There’s something almost inherently monotonous about Sean Paul, a bland, humorless representation of Caribbean hyper-masculinity, defined by tightly-pulled cornrows and a signature raised eyebrow: a shtick that would be ridiculous even if it weren’t copied from WWE wrestler the Rock. As one of hip-hop’s instantly recognizable cartoons, he’s on the boring end of the spectrum, his only qualities of note being his role as one of the mainstream ambassadors of dancehall and the flashy guests he sometimes attracts. There are no guest appearances on Imperial Blaze, and 70 minutes is an almost excruciatingly long time to spend alone with Paul.
In a world where the full-length album seems less and less viable, it seems entirely possible that the only ones who will listen to Imperial Blaze in its entirety will be those reviewing it. Some singles may work their way loose, but as a whole the album will is too long and monotonous; the affected style of Paul’s voice, fine for the occasional single, becomes a grating trial over 21 songs. The beats, vibrant and effectively spry at points, repeatedly slip into the mechanical churl of reheated reggaeton.
When the beats on Imperial Blaze work, like the clever marimba that underscores the otherwise standard “Evening Ride,” they temporarily mitigate the negative factors. The best songs have a scuttling flow that plays laidback reggae off surging, modern hip-hop beats. But these moments are infrequent and fail to change the fact that as both a singer and MC Paul is a nonentity, a mostly featureless blob void of charisma.
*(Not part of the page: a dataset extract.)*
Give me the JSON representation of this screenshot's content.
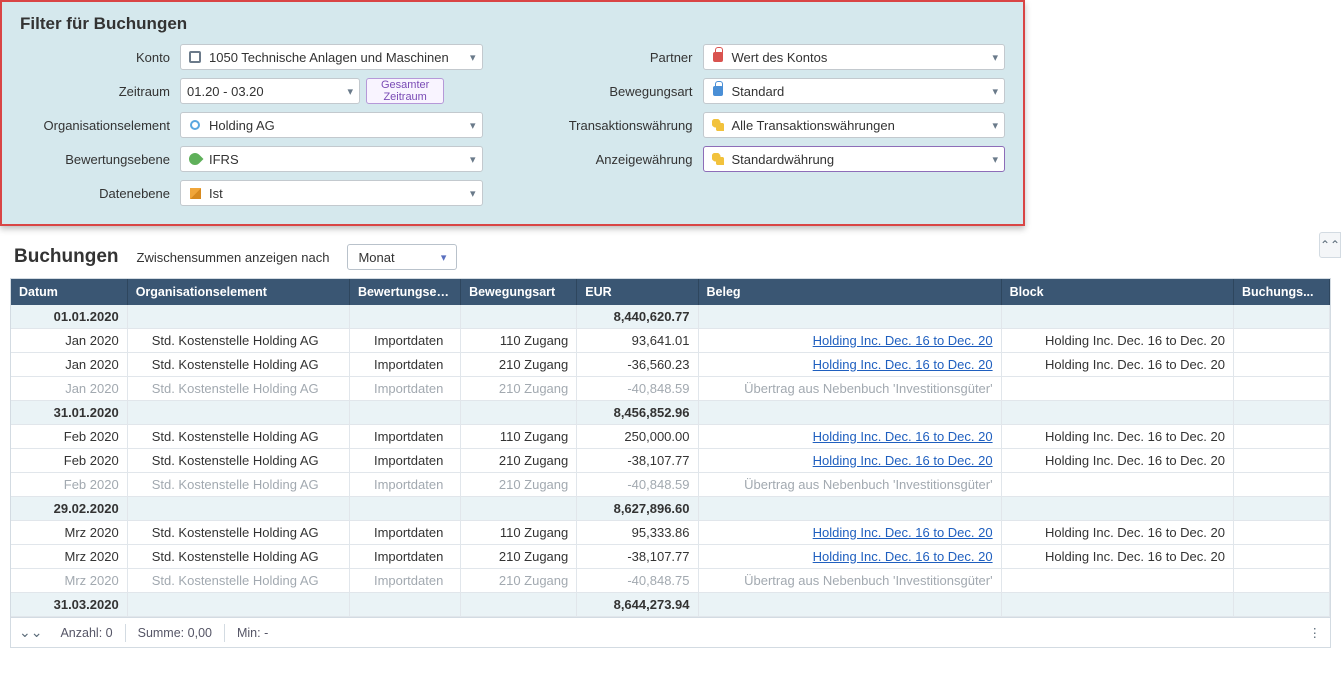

Heard at a party or a club, his songs may have a certain offhand charm; in a row they form a bland marathon that’s a challenge to take on.